In multiplayer, respawning has been pulled out of the game entirely. You die, game over and that’s all she wrote. According to game devs Chris Lee and Andrew Witts, this was so that Rainbow Six could get back to its roots of being a more methodical shooter instead of a run ‘n gun bullet festival. Which makes Rainbow Six an entirely different beast altogether, as just about every other shooter on the market allows players to come back from the dead, unless they’re playing a very specific mode within that game.
This no respawn rule thus resulted in a far more intense game, as Lee and Witts wrote:

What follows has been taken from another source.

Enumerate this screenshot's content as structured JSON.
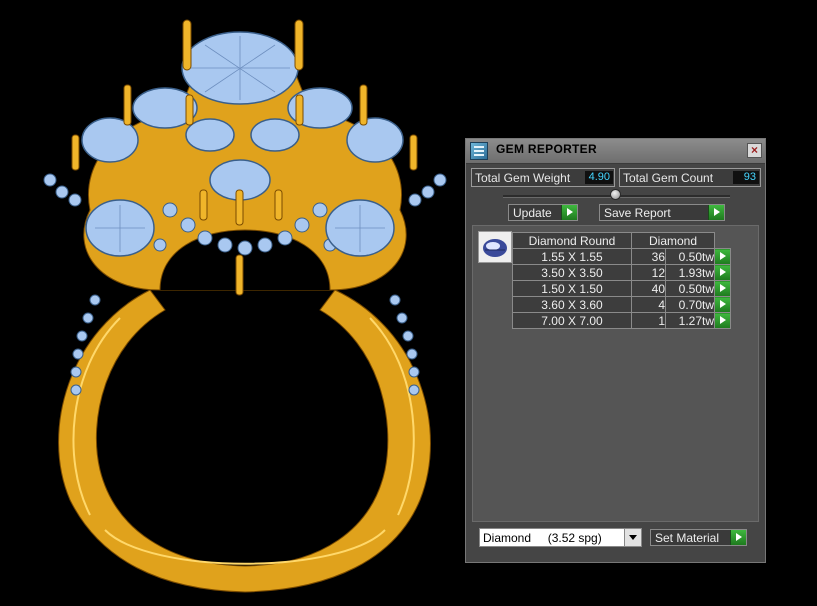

When you’re not allowed to respawn during a match, twitch reflexes aren’t the only skills that keep you alive. Teamwork, map awareness, planning, adaptability, communication, and leadership become just as important to win. To be completely straightforward, the game became a lot more stressful… It went from everyone leaning back in their chairs trash-talking, to being on the edge of their seats carefully coordinating tactics.
The problem with a one life only rule however, is that the second you’re dead, you have nothing to else to contribute to the game. In Rainbow Six however, players can still turn being dead to their advantage, as they’ll act as the eyes and ears for their team through cameras and surveillance devices, guiding their surviving teammates through a round in support mode:
However, there’s a reason why the No Respawn rule is something we’ve seen fade out of gaming in the past decade. In a traditional FPS setting without respawn, once the player is dead and out of action they don’t have very much to do. As a player,you want to stay involved, and getting placed on the sidelines with nothing to do is not the ideal experience. The reason we consider One Life to be a different concept in this game is that you will be actively involved the whole time. Yes, losing boots on the ground creates a disadvantage in firepower, but the player still contributes to the team by becoming a source of information. They are able to use limited visibility tools, like the drone and security cameras, or survey from a chopper above the operation zone to keep their team informed of the enemy’s movements.
In other words actual teamwork, not lone wolf grandstanding, will help you emerge victorious. I’m liking what I’m seeing so far. Rainbow Six is becoming a game that has the spirit of the original games floating around it, but with plenty of new-gen ideas added into the mix. And it also looks as tense as can be.
Last Updated: October 15, 2014